Wherever the word "merge" occurs in the listing, copy the whole line.

START DATA SHOWN

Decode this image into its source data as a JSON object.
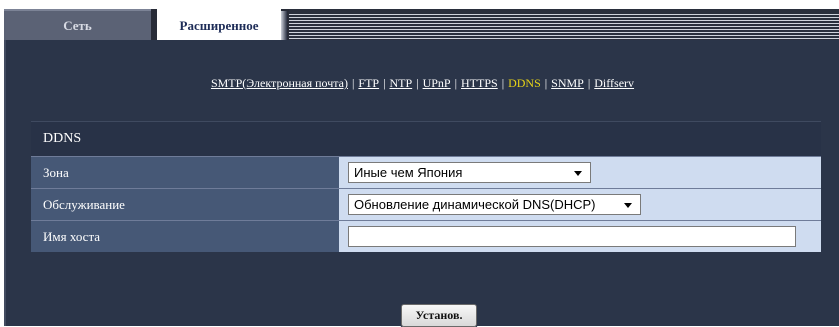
{
  "tabs": [
    {
      "label": "Сеть",
      "active": false
    },
    {
      "label": "Расширенное",
      "active": true
    }
  ],
  "nav_links": [
    {
      "label": "SMTP(Электронная почта)",
      "current": false
    },
    {
      "label": "FTP",
      "current": false
    },
    {
      "label": "NTP",
      "current": false
    },
    {
      "label": "UPnP",
      "current": false
    },
    {
      "label": "HTTPS",
      "current": false
    },
    {
      "label": "DDNS",
      "current": true
    },
    {
      "label": "SNMP",
      "current": false
    },
    {
      "label": "Diffserv",
      "current": false
    }
  ],
  "section": {
    "title": "DDNS",
    "rows": {
      "zone": {
        "label": "Зона",
        "value": "Иные чем Япония"
      },
      "service": {
        "label": "Обслуживание",
        "value": "Обновление динамической DNS(DHCP)"
      },
      "hostname": {
        "label": "Имя хоста",
        "value": ""
      }
    }
  },
  "submit_label": "Установ.",
  "colors": {
    "panel": "#2b3549",
    "label_cell": "#465876",
    "value_cell": "#cfdcf0",
    "current_link": "#e6d318"
  }
}
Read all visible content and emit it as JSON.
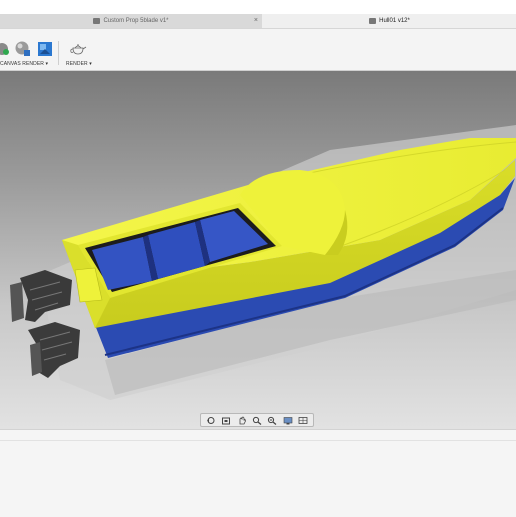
{
  "tabs": [
    {
      "label": "Custom Prop 5blade v1*",
      "icon": "document-icon",
      "active": false
    },
    {
      "label": "Hull01 v12*",
      "icon": "document-icon",
      "active": true
    }
  ],
  "toolbar": {
    "canvas_render_label": "CANVAS RENDER",
    "render_label": "RENDER",
    "dropdown_glyph": "▾"
  },
  "tab_close_glyph": "×",
  "navbar": {
    "tools": [
      "orbit",
      "look-at",
      "pan",
      "zoom-window",
      "zoom",
      "display-settings",
      "grid-settings"
    ]
  },
  "colors": {
    "hull_yellow": "#eef23a",
    "hull_blue": "#2b4bb2",
    "viewport_top": "#7a7a7a",
    "viewport_bottom": "#e2e2e2"
  }
}
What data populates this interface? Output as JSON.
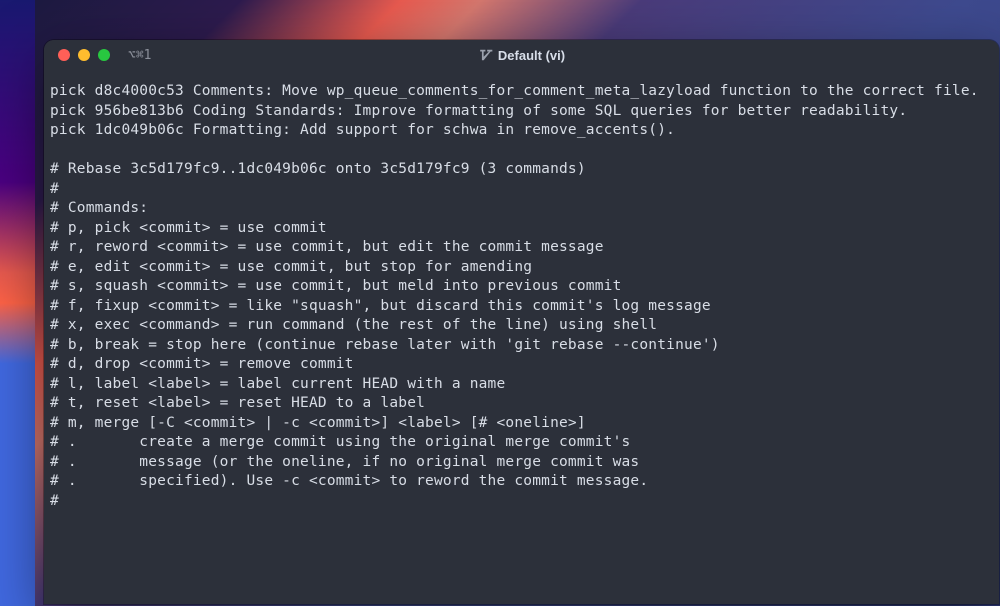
{
  "window": {
    "tab_indicator": "⌥⌘1",
    "title": "Default (vi)"
  },
  "terminal": {
    "lines": [
      "pick d8c4000c53 Comments: Move wp_queue_comments_for_comment_meta_lazyload function to the correct file.",
      "pick 956be813b6 Coding Standards: Improve formatting of some SQL queries for better readability.",
      "pick 1dc049b06c Formatting: Add support for schwa in remove_accents().",
      "",
      "# Rebase 3c5d179fc9..1dc049b06c onto 3c5d179fc9 (3 commands)",
      "#",
      "# Commands:",
      "# p, pick <commit> = use commit",
      "# r, reword <commit> = use commit, but edit the commit message",
      "# e, edit <commit> = use commit, but stop for amending",
      "# s, squash <commit> = use commit, but meld into previous commit",
      "# f, fixup <commit> = like \"squash\", but discard this commit's log message",
      "# x, exec <command> = run command (the rest of the line) using shell",
      "# b, break = stop here (continue rebase later with 'git rebase --continue')",
      "# d, drop <commit> = remove commit",
      "# l, label <label> = label current HEAD with a name",
      "# t, reset <label> = reset HEAD to a label",
      "# m, merge [-C <commit> | -c <commit>] <label> [# <oneline>]",
      "# .       create a merge commit using the original merge commit's",
      "# .       message (or the oneline, if no original merge commit was",
      "# .       specified). Use -c <commit> to reword the commit message.",
      "#"
    ]
  }
}
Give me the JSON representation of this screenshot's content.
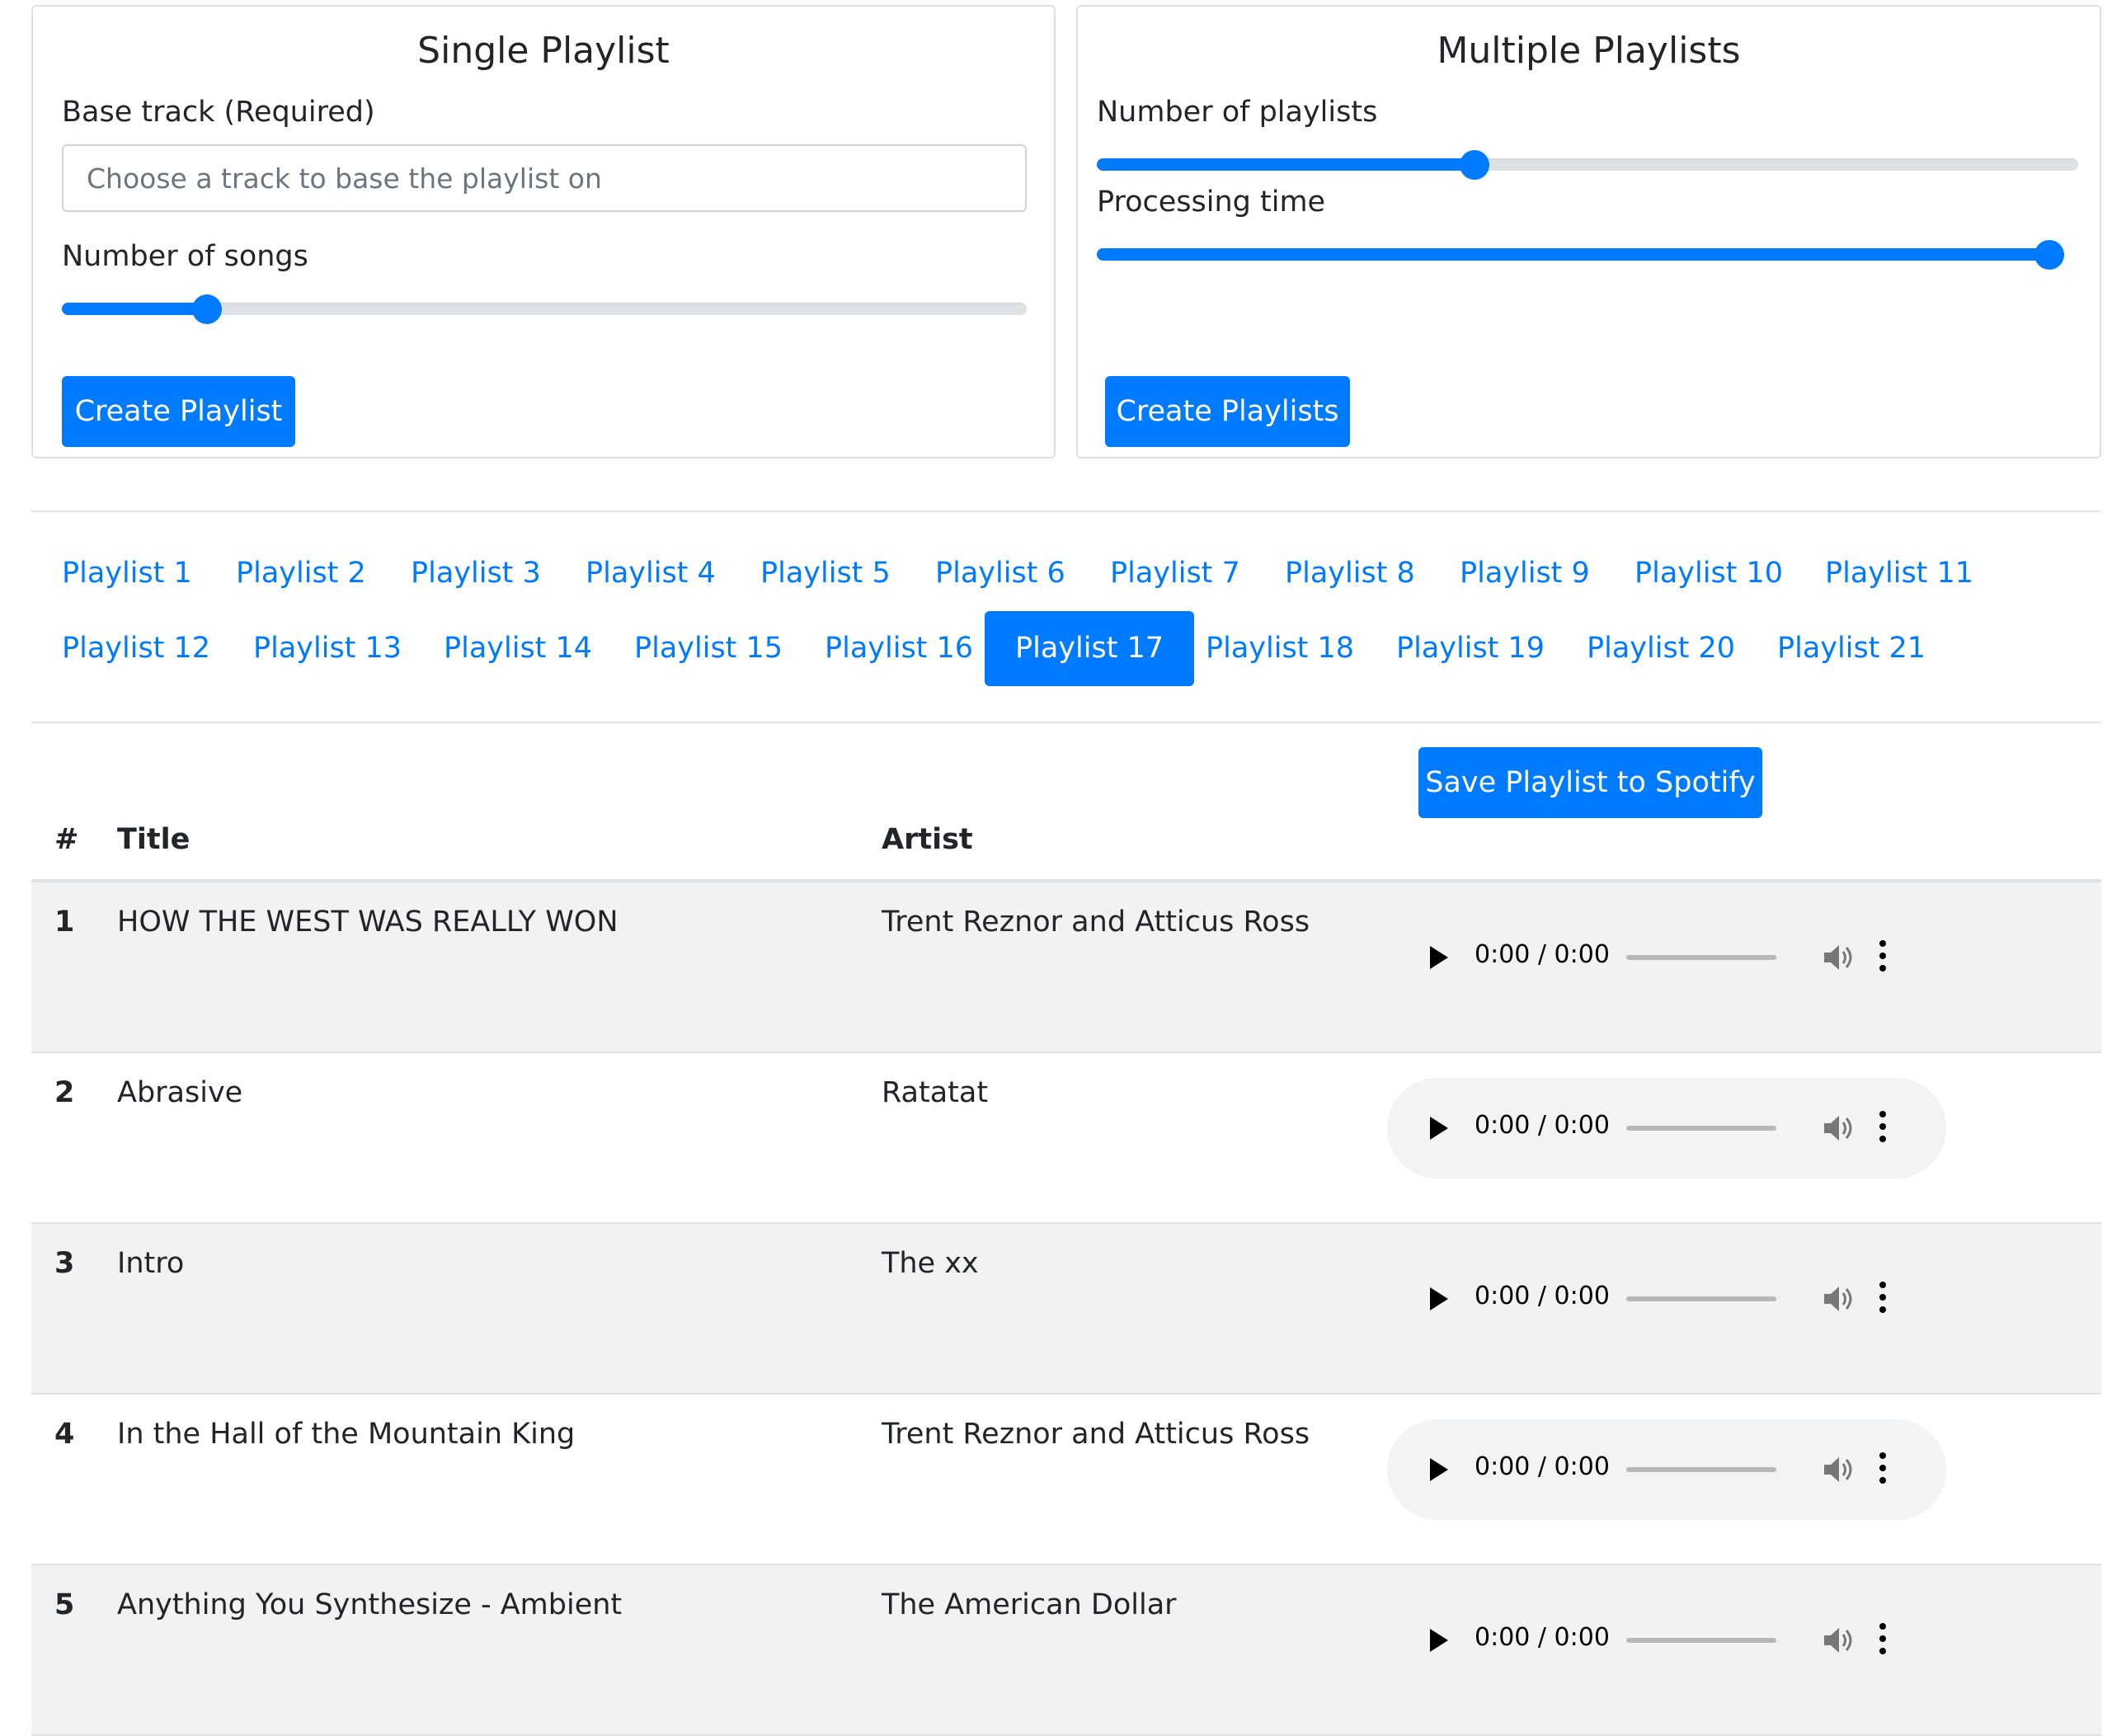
{
  "single": {
    "title": "Single Playlist",
    "base_track_label": "Base track (Required)",
    "base_track_placeholder": "Choose a track to base the playlist on",
    "base_track_value": "",
    "num_songs_label": "Number of songs",
    "num_songs_fraction": 0.15,
    "create_button": "Create Playlist"
  },
  "multi": {
    "title": "Multiple Playlists",
    "num_playlists_label": "Number of playlists",
    "num_playlists_fraction": 0.385,
    "processing_time_label": "Processing time",
    "processing_time_fraction": 1.0,
    "create_button": "Create Playlists"
  },
  "tabs": {
    "items": [
      "Playlist 1",
      "Playlist 2",
      "Playlist 3",
      "Playlist 4",
      "Playlist 5",
      "Playlist 6",
      "Playlist 7",
      "Playlist 8",
      "Playlist 9",
      "Playlist 10",
      "Playlist 11",
      "Playlist 12",
      "Playlist 13",
      "Playlist 14",
      "Playlist 15",
      "Playlist 16",
      "Playlist 17",
      "Playlist 18",
      "Playlist 19",
      "Playlist 20",
      "Playlist 21"
    ],
    "active": "Playlist 17"
  },
  "table": {
    "save_button": "Save Playlist to Spotify",
    "headers": {
      "num": "#",
      "title": "Title",
      "artist": "Artist"
    },
    "rows": [
      {
        "num": "1",
        "title": "HOW THE WEST WAS REALLY WON",
        "artist": "Trent Reznor and Atticus Ross",
        "time": "0:00 / 0:00"
      },
      {
        "num": "2",
        "title": "Abrasive",
        "artist": "Ratatat",
        "time": "0:00 / 0:00"
      },
      {
        "num": "3",
        "title": "Intro",
        "artist": "The xx",
        "time": "0:00 / 0:00"
      },
      {
        "num": "4",
        "title": "In the Hall of the Mountain King",
        "artist": "Trent Reznor and Atticus Ross",
        "time": "0:00 / 0:00"
      },
      {
        "num": "5",
        "title": "Anything You Synthesize - Ambient",
        "artist": "The American Dollar",
        "time": "0:00 / 0:00"
      }
    ]
  },
  "icons": {
    "play": "play-icon",
    "volume": "volume-icon",
    "more": "more-options-icon"
  },
  "colors": {
    "primary": "#007bff",
    "stripe": "#f2f2f2",
    "player": "#f1f3f4"
  }
}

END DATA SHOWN

RESULT:
      "# m, merge [-C <commit> | -c <commit>] <label> [# <oneline>]",
      "# .       create a merge commit using the original merge commit's",
      "# .       message (or the oneline, if no original merge commit was",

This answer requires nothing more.